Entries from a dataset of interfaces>

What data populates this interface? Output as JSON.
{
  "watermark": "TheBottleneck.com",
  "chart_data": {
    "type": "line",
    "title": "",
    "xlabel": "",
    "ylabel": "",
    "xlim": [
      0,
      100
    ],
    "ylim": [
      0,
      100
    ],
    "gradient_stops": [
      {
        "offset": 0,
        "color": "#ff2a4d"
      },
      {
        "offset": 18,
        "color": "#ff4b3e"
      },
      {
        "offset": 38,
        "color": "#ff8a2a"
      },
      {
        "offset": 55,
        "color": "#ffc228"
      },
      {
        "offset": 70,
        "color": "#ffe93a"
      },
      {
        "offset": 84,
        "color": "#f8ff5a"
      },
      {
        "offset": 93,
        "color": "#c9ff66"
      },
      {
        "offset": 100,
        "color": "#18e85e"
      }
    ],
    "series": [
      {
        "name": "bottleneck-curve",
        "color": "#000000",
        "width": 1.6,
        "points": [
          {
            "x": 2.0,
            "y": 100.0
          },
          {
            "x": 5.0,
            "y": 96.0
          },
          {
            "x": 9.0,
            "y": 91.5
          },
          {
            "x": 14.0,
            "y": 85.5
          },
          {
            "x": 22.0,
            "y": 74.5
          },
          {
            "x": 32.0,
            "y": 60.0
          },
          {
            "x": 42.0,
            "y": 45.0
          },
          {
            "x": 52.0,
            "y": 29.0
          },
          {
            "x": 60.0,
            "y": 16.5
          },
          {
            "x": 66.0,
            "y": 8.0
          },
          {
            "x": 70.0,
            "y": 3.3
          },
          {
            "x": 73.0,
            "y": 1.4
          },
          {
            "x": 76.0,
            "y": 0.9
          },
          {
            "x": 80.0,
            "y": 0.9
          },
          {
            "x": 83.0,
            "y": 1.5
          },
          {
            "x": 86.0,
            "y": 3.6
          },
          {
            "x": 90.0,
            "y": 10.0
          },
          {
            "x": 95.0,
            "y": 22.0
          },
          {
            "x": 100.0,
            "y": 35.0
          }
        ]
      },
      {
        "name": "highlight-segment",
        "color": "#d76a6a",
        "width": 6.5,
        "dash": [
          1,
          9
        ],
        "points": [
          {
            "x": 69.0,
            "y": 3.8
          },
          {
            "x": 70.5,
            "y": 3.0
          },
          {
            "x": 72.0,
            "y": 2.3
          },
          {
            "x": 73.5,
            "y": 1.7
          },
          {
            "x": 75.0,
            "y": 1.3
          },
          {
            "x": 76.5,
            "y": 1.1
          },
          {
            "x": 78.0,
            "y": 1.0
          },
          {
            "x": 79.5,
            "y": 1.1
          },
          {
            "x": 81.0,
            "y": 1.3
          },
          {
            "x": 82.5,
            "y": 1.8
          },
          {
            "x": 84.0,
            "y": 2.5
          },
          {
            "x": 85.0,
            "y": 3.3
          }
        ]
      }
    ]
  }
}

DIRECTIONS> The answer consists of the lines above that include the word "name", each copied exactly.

TASK RESULT>
        "name": "bottleneck-curve",
        "name": "highlight-segment",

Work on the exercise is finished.